--- Exercise description ---
Using the records below, copy every line that holds the string "down".

--- Records shown ---
*** Block opens ***

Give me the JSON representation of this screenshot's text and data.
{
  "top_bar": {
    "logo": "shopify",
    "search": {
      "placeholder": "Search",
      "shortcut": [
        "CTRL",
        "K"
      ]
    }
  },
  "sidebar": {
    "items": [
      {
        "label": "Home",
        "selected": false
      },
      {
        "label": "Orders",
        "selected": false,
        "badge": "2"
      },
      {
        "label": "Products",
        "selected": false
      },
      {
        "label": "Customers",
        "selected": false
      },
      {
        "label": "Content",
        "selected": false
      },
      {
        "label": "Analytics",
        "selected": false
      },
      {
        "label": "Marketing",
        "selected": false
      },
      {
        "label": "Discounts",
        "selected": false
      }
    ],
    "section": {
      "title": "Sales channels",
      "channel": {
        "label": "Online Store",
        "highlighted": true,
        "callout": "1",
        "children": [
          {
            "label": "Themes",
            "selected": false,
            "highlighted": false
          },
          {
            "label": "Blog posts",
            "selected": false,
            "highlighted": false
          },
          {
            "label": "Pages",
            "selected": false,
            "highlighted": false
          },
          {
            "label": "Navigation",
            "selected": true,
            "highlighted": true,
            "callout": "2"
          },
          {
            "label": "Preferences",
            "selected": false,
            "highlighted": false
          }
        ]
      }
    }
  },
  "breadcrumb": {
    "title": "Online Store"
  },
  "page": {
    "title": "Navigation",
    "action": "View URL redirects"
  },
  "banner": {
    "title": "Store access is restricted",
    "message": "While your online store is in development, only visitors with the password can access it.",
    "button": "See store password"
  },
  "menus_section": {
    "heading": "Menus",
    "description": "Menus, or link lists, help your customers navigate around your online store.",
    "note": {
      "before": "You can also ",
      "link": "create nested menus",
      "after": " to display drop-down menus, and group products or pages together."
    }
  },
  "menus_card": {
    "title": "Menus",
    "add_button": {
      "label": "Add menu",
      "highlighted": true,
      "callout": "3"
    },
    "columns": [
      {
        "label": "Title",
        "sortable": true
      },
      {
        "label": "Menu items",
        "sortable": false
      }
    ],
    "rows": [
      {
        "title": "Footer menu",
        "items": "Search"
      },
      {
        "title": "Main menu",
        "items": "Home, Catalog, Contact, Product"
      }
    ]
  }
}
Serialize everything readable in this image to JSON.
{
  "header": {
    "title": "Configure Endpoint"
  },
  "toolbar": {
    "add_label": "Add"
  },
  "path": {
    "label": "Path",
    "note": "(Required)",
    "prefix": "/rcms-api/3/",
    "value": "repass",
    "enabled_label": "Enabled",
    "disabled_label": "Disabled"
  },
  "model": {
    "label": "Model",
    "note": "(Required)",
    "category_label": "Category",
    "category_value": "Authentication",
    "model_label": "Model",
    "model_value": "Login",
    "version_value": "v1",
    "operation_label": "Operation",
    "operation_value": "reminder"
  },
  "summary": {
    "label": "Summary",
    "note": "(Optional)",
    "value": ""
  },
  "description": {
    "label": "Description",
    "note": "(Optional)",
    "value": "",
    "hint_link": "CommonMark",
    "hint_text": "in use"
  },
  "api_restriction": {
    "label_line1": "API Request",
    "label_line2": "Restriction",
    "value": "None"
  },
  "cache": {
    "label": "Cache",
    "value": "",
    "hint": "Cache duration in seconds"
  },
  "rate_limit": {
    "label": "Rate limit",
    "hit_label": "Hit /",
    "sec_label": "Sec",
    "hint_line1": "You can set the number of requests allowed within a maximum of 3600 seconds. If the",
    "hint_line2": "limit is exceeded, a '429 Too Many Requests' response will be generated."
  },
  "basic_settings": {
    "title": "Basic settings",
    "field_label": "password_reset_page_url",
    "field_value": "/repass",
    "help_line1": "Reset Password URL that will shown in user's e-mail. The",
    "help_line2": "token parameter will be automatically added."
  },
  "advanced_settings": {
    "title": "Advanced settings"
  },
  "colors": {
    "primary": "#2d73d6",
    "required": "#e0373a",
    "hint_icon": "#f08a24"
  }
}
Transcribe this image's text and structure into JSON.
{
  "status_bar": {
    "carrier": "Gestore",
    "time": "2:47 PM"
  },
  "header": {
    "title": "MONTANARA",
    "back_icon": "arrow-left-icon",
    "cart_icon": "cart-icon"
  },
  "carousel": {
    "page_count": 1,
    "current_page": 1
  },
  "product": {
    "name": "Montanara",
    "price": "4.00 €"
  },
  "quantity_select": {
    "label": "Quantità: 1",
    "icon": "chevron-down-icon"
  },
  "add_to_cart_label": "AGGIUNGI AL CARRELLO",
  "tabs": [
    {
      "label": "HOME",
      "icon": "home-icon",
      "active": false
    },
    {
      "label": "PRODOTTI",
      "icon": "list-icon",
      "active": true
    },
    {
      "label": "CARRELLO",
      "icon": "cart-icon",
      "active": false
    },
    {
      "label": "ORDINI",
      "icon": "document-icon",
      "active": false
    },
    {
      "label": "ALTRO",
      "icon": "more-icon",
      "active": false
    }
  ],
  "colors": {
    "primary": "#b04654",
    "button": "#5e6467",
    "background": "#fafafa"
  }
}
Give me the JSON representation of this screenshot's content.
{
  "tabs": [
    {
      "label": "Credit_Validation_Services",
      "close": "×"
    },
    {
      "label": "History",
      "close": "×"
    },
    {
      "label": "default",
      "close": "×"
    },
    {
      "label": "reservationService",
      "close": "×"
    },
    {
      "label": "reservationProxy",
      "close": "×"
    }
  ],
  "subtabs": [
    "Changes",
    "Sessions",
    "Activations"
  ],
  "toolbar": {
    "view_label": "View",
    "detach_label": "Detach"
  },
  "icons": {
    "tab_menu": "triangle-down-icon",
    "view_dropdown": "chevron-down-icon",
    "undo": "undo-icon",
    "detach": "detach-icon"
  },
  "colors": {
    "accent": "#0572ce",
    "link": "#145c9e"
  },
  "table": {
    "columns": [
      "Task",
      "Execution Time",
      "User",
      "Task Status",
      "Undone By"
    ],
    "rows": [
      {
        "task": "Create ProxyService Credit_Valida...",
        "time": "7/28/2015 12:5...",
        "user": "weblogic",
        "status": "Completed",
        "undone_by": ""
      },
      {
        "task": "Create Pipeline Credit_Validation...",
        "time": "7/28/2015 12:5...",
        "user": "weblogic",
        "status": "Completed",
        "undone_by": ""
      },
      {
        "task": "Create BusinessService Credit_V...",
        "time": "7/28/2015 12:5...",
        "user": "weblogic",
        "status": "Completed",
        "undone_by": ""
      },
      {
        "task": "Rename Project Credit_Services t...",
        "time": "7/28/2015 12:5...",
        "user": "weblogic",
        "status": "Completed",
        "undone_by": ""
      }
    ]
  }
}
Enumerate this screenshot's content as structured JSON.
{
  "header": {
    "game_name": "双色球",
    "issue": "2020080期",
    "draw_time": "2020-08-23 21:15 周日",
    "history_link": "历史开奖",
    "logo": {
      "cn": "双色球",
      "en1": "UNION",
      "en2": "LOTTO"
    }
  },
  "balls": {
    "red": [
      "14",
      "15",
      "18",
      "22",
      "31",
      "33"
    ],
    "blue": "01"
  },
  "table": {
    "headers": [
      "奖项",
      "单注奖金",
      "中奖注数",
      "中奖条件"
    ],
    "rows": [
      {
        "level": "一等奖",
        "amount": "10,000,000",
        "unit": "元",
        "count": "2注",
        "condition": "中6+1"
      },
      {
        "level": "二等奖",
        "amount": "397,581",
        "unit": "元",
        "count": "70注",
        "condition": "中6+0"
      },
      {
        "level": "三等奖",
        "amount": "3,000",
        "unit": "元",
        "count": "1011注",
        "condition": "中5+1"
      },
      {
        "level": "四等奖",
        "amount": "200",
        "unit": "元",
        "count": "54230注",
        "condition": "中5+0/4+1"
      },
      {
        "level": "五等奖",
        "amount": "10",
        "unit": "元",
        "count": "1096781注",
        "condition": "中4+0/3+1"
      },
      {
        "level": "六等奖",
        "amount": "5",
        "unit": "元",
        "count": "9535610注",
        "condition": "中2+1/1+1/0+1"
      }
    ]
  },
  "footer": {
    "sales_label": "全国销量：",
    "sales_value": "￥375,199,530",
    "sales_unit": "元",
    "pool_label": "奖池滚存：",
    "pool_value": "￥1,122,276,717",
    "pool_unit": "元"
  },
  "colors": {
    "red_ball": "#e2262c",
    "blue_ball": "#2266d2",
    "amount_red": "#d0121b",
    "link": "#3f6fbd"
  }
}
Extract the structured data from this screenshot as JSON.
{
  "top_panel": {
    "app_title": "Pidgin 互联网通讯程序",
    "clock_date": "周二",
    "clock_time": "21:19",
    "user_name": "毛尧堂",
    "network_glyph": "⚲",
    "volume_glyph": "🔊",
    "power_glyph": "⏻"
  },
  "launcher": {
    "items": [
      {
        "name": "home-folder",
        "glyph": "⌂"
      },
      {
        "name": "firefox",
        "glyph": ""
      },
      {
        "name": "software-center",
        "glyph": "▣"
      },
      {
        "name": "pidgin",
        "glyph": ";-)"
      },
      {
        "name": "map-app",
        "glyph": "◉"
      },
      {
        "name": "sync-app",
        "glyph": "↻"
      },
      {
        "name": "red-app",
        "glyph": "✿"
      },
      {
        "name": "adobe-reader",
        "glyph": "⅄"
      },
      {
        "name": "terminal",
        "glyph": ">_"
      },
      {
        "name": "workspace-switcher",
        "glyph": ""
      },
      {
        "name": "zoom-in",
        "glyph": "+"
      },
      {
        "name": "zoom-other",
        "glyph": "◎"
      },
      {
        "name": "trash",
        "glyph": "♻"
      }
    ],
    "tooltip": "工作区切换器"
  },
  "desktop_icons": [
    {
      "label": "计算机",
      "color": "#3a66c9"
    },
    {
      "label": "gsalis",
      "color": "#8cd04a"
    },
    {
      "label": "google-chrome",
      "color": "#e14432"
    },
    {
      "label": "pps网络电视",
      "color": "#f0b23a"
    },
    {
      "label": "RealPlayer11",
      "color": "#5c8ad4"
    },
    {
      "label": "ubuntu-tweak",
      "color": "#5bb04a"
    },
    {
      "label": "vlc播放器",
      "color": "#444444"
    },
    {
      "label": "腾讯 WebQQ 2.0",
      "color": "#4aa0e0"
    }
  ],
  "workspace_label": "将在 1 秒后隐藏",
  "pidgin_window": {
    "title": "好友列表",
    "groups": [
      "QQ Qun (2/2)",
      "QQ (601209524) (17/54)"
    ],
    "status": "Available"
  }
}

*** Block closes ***

--- Written response ---
      "after": " to display drop-down menus, and group products or pages together."
    "icon": "chevron-down-icon"
    "tab_menu": "triangle-down-icon",
    "view_dropdown": "chevron-down-icon",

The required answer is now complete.